Top of TASK MATERIAL
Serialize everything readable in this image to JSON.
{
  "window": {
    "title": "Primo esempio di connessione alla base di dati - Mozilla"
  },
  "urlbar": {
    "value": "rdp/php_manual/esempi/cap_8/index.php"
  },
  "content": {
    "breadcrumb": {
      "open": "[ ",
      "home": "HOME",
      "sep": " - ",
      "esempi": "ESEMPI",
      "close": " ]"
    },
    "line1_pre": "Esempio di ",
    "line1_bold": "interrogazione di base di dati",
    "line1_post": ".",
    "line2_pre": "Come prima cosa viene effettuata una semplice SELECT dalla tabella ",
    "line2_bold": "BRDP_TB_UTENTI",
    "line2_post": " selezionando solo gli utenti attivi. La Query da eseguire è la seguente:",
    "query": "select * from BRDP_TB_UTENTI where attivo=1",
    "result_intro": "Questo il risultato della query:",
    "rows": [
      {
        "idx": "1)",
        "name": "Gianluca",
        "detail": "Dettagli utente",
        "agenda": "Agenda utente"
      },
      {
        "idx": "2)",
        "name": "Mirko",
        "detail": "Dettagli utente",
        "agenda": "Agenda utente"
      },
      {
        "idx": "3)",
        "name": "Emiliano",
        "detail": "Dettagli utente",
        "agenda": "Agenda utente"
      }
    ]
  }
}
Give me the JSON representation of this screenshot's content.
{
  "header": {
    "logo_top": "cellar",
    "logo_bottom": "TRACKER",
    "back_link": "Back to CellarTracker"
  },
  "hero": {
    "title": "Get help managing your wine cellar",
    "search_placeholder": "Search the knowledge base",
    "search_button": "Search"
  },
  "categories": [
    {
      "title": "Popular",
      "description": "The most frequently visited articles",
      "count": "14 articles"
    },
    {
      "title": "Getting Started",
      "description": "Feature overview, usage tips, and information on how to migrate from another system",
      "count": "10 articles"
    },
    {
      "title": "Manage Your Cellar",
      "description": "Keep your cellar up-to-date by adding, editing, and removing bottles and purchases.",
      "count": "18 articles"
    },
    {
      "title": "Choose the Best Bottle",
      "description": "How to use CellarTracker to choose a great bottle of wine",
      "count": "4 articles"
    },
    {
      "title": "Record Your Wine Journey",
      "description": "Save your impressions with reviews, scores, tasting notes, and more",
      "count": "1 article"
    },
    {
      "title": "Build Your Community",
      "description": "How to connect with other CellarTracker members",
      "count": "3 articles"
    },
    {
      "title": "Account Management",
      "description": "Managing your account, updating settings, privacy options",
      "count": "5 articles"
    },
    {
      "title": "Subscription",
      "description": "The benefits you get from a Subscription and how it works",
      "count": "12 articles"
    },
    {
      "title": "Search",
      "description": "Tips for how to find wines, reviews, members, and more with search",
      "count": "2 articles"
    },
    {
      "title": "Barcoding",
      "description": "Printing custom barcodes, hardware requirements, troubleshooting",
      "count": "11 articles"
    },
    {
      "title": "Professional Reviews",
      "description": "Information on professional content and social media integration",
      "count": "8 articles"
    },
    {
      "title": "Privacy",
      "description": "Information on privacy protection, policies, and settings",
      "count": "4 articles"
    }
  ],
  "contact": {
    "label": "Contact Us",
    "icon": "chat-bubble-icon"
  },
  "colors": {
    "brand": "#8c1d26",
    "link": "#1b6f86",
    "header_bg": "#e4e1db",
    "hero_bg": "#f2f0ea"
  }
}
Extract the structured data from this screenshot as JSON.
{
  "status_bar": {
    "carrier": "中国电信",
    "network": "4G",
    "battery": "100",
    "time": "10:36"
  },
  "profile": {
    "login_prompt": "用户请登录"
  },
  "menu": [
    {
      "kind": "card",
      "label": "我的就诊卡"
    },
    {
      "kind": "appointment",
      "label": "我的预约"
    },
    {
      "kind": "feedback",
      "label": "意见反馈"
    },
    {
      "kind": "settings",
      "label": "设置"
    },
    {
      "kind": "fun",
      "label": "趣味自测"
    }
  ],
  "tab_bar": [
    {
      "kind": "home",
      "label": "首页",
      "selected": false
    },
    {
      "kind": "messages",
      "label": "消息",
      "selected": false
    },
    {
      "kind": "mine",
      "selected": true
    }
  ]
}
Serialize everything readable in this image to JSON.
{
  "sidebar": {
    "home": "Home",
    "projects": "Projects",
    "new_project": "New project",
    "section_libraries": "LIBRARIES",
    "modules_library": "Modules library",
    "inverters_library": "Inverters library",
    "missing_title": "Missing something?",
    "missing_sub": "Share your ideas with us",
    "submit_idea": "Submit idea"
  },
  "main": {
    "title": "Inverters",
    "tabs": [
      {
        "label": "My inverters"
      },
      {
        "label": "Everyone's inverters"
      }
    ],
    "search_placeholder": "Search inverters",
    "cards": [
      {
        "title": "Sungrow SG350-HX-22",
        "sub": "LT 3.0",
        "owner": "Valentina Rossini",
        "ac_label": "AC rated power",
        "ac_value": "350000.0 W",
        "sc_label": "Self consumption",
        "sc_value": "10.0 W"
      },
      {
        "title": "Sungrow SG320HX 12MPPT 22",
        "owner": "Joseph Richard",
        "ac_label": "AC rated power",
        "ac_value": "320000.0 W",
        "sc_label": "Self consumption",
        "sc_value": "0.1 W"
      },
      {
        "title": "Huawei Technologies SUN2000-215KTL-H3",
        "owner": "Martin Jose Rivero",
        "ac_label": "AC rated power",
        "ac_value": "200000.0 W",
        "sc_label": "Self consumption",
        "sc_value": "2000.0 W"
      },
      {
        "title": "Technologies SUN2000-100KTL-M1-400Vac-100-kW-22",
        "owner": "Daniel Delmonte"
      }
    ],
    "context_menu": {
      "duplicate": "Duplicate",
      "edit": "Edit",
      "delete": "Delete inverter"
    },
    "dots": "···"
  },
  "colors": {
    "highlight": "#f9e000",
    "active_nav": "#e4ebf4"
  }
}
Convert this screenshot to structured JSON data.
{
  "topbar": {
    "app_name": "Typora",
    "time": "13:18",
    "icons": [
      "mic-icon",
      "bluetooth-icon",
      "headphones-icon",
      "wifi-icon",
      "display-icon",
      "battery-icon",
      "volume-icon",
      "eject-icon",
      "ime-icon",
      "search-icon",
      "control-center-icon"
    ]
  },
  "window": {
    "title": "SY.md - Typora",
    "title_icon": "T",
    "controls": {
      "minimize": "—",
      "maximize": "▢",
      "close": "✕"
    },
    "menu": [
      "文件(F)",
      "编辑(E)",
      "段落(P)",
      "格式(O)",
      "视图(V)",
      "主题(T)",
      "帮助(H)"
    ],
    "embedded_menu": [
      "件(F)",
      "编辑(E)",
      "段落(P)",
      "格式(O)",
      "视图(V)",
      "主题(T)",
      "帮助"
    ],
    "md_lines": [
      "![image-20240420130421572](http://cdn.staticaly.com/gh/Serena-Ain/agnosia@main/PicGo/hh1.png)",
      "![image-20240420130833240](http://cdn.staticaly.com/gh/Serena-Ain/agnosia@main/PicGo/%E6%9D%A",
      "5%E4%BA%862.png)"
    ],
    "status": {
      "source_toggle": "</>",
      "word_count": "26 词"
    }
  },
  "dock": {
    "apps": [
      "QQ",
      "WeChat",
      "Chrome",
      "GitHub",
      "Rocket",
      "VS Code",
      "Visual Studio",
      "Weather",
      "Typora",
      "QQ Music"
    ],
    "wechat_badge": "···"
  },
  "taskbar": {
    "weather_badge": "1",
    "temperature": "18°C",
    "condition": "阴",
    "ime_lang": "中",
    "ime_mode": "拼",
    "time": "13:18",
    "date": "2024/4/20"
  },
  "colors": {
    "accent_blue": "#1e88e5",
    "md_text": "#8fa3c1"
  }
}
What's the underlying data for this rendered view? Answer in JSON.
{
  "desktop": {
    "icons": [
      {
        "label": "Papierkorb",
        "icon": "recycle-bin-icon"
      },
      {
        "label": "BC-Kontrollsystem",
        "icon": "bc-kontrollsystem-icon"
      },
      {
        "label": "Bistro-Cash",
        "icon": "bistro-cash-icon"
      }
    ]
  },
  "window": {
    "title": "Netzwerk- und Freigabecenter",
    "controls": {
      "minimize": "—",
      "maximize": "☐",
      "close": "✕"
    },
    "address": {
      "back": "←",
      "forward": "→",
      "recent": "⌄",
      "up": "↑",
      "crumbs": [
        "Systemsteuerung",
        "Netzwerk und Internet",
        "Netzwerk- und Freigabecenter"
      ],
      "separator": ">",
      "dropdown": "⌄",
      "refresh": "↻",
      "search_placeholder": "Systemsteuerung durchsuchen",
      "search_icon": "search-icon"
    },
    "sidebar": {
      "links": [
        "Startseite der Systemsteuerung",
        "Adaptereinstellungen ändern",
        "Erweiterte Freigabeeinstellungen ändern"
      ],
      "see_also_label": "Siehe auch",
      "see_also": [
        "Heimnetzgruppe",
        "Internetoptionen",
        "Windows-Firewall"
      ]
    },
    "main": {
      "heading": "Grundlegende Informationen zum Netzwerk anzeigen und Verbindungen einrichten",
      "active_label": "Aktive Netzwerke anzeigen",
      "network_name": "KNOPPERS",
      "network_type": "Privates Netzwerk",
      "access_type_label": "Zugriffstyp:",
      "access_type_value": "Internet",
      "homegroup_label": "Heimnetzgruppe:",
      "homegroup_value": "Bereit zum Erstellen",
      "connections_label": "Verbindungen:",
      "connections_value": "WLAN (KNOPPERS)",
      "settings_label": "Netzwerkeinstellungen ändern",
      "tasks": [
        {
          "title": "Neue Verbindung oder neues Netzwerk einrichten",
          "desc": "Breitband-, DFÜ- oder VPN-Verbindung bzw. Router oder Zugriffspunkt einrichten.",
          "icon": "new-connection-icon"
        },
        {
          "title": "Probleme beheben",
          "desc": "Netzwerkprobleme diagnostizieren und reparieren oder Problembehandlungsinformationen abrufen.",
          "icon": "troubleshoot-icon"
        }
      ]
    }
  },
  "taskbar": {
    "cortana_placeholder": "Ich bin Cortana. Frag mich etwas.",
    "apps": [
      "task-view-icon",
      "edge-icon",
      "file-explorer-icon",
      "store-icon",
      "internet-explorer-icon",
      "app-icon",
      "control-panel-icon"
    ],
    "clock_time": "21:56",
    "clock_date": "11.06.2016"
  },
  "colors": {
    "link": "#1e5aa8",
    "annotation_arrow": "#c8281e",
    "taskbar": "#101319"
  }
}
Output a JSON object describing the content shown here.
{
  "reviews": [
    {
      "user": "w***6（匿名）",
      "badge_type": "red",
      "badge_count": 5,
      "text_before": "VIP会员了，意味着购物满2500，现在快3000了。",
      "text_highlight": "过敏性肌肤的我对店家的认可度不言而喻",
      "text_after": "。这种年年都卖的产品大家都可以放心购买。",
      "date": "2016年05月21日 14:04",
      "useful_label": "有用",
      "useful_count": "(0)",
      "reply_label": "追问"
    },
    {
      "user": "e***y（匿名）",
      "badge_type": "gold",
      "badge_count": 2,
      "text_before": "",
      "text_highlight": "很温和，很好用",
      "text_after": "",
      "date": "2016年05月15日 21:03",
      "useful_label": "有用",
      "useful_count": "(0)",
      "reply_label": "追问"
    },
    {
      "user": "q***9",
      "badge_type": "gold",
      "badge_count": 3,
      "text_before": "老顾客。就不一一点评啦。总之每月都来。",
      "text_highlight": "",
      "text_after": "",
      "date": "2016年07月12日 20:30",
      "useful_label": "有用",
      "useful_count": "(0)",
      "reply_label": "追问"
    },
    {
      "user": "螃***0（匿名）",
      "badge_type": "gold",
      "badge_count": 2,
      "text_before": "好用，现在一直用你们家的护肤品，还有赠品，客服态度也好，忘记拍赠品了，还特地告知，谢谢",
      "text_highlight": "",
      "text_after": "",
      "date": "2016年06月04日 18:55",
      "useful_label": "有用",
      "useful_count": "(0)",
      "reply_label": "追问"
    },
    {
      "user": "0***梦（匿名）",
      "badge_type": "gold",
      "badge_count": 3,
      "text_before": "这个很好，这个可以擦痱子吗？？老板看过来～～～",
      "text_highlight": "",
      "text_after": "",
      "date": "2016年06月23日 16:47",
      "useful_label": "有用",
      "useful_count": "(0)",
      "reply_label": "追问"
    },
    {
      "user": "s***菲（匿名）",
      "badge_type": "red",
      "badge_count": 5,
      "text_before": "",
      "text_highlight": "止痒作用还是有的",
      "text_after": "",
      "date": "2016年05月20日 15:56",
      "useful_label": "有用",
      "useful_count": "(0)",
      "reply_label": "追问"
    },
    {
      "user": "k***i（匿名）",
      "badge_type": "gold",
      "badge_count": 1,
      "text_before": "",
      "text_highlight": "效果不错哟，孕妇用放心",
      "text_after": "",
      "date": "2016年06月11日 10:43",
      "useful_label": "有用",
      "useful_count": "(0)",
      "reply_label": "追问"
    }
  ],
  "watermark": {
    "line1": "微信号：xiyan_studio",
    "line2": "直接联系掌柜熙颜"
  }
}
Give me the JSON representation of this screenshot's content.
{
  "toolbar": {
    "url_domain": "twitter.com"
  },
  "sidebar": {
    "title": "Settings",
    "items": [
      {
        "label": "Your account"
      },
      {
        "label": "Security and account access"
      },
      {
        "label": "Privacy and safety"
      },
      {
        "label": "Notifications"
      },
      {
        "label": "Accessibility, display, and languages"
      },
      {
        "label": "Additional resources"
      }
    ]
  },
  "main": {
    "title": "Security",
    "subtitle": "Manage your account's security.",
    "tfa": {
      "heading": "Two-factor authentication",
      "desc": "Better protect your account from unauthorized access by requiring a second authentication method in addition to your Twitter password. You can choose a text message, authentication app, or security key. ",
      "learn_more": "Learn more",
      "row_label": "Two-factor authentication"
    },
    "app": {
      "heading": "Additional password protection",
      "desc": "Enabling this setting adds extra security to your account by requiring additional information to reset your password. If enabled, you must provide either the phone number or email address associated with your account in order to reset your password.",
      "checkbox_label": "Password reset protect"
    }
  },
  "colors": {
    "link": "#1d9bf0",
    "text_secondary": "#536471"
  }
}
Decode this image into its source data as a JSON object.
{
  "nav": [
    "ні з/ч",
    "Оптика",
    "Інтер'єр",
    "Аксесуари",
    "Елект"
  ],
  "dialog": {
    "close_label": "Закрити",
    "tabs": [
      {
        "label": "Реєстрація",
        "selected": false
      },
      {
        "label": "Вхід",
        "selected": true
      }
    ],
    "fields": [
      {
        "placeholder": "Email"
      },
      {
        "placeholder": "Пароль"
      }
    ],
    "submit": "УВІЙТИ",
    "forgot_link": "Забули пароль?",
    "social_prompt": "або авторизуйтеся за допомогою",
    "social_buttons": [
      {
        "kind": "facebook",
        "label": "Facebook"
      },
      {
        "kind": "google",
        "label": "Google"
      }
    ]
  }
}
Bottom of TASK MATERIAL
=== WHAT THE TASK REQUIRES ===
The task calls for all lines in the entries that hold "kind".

=== OUTPUT FOR THIS TASK ===
      "kind": "card",
      "kind": "appointment",
      "kind": "feedback",
      "kind": "settings",
      "kind": "fun",
      "kind": "home",
      "kind": "messages",
      "kind": "mine",
        "kind": "facebook",
        "kind": "google",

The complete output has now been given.